PUTNEY — Chris Pratt knows how hard it can be for students with learning disabilities.
"I'm someone who grew up with a learning disability - a learning difference," said Pratt, Windham Southwest Supervisory Union superintendent. "So it's important to me not just personally but professionally that we try to find opportunities for these kids who have not seen a lot of successes in their lives - to get that spark in the college environment."
Students in Windham Southwest and two other supervisory unions will have that opportunity via a new partnership with Putney-based Landmark College, which specializes in serving students with learning difficulties.
The deal extends Landmark educational programming - including dual-enrollment courses for college credit - to students in the Windham Southeast, Windham Southwest and Windham Central supervisory unions. It also makes Landmark's professional development services available to those unions at a discounted rate.
While the regional partnership carries benefits for the college and the supervisory unions, Landmark President Peter Eden said there's a more important reason to join forces.
"The bigger vision here, the bigger goal is to give these particular students some success," Eden said. "To give them some confidence, so they're emboldened and they can move on to college. And not just college - a career."
Landmark College opened in 1985 and was a pioneer in tailoring college programs to students with dyslexia.
More than three decades later, Landmark administrators say their niche is to "exclusively serve students who learn differently." That includes students with dyslexia, attention deficit hyperactivity disorder and autism spectrum disorder.
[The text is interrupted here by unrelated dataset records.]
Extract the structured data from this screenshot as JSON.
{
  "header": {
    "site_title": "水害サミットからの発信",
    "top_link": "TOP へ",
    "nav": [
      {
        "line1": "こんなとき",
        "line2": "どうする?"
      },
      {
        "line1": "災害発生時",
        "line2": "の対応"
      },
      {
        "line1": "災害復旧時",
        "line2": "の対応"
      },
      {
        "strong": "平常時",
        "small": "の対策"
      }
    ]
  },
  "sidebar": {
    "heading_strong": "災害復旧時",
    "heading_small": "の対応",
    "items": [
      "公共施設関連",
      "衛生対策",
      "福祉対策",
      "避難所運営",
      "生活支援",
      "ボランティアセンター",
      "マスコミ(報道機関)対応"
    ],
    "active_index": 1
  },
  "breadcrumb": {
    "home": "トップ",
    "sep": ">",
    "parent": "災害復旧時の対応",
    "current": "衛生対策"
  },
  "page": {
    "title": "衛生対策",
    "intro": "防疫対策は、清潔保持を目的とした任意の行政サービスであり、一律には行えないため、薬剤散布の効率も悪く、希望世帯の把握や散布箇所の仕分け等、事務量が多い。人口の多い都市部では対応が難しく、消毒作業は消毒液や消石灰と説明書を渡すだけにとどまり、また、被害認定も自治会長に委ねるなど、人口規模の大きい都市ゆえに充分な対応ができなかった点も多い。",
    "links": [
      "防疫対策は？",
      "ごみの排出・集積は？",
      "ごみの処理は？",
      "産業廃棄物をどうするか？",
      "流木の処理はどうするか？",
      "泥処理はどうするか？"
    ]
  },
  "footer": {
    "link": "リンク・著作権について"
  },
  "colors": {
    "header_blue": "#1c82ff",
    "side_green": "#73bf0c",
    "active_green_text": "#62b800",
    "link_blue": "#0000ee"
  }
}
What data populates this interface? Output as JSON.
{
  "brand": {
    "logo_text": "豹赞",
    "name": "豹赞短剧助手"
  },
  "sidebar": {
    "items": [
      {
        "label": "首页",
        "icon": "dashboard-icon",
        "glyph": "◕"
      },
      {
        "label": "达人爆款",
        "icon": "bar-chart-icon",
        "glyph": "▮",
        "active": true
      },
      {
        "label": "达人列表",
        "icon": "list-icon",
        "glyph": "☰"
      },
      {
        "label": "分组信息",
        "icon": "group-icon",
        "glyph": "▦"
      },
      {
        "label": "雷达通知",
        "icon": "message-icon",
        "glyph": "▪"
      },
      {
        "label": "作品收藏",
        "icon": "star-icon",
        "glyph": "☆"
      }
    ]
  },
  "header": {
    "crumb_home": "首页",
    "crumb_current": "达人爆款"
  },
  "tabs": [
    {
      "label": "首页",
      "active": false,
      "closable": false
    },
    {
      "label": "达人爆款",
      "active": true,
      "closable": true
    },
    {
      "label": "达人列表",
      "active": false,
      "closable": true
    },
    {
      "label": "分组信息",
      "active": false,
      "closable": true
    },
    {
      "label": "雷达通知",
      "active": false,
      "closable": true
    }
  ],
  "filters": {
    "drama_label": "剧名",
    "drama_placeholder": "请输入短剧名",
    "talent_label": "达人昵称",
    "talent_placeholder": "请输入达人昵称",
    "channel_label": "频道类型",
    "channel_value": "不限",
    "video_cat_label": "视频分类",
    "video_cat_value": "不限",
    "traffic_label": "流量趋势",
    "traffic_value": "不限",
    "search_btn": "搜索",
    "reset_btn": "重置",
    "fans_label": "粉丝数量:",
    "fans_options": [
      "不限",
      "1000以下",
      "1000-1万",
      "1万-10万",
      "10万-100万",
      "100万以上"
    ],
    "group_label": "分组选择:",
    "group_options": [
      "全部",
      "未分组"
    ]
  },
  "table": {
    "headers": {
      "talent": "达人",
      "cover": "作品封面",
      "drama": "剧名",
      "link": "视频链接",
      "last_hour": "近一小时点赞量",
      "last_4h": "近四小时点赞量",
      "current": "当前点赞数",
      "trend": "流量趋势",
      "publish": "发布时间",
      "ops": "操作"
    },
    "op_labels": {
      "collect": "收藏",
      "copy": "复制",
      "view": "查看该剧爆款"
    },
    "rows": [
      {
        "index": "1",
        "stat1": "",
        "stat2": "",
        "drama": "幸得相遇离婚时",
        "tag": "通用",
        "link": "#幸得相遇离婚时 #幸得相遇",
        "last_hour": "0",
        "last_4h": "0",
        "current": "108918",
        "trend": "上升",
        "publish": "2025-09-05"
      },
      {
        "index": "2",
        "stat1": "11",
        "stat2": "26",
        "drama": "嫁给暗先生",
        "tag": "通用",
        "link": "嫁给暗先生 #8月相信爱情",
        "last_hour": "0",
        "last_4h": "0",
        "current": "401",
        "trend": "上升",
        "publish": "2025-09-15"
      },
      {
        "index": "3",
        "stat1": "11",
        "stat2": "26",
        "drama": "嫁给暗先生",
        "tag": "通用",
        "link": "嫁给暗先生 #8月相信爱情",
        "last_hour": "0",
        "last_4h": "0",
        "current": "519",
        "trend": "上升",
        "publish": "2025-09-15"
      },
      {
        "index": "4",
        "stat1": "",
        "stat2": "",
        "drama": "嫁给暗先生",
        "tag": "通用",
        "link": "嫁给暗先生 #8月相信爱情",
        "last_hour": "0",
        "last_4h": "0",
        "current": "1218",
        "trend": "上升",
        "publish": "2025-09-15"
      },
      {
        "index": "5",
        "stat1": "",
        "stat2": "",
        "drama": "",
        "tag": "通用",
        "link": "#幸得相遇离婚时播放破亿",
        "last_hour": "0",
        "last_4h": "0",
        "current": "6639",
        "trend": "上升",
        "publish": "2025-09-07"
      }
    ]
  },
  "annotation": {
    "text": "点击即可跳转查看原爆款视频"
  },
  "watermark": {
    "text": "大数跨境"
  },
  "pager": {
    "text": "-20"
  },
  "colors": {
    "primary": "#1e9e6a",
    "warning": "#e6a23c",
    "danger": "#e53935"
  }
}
The college has continued to evolve, offering its first bachelor's degree programs in 2012 and recently expanding its physical facilities.
Thursday's announcement represents a different sort of expansion. Building on a partnership with Brattleboro Union High School, Landmark now has a memorandum of understanding with three supervisory unions that cover most of Windham County.
The agreement, which took effect Jan. 1 and continues indefinitely, has three main elements:
Students in sixth, seventh and eighth grades can participate in Landmark's summer program, titled "Expanded Learning Opportunities in Science, Technology, Engineering and Mathematics."
That program started last year and is scheduled to expand into two offerings in summer 2017 - computer science and forensic science.
Like Landmark's other programs, the summer offering is geared toward students with learning disabilities. The idea is to impart so-called "STEM" skills and problem-solving abilities as well as a degree of confidence - a feeling of "this is OK, I can do this, I can handle this," said Susan Grabowski, Landmark's director of short-term programs.
Windham Central Superintendent Bill Anton sees such programs as an important opportunity, given that one in five of his supervisory union's students has a learning difficulty.
"It's almost like a preview giving kids a taste of what learning can look like," Anton said. "And doing it in an expert environment."
Students in the three supervisory unions also can take Landmark courses for college credit. Currently, the college's dual-enrollment offerings include introduction to communication, introduction to public speaking and perspectives in learning, though administrators say they're looking to expand that curriculum.
Such courses are available at Landmark or online - a key feature for students who don't live near Putney or don't have readily available transportation.
Windham Southeast Superintendent Ron Stahley said some of his students already have partaken of Landmark courses via an agreement with Windham Regional Collegiate High School. "I think these online opportunities are just going to expand our involvement," Stahley said.
Administrators said the courses are tailored to those with learning difficulties, and that extends beyond the coursework itself.
Manju Banerjee, Landmark's vice president for educational research and innovation, noted that "many of our students get lost in college in the verbiage of a syllabus." So the college's syllabi are set up day-by-day with assignment due dates displayed prominently.
"That is the trigger for students who often have difficulty turning in assignments on time," Banerjee said. "It starts with the essentials - it's ordered in a different way."
The supervisory unions also have discounted access to professional development programs at Landmark. Administrators said the college's Institute for Research and Training has a variety of offerings for educators including workshops, webinars, a summer institute and an innovation symposium.
"It's a fabulous resource that we have here," Pratt said. "We just need to tap into it more."
Also included in the new agreement is a fundraising/grant-writing arrangement between the college and the supervisory unions.
While dual-enrollment courses are funded via a state voucher program, there is a charge for the middle school and professional development offerings, said Lynne Feal-Staub, Landmark's director of grants and sponsored programs.
Landmark is offering assistance to find funding to keep those costs relatively low, Feal-Staub said. "The schools don't have, necessarily, a lot of resources to pump out grant applications," she said. "We have the resources here."
Mike Faher reports for the Reformer, VTDigger, and The Commons. He can be contacted at firstname.lastname@example.org.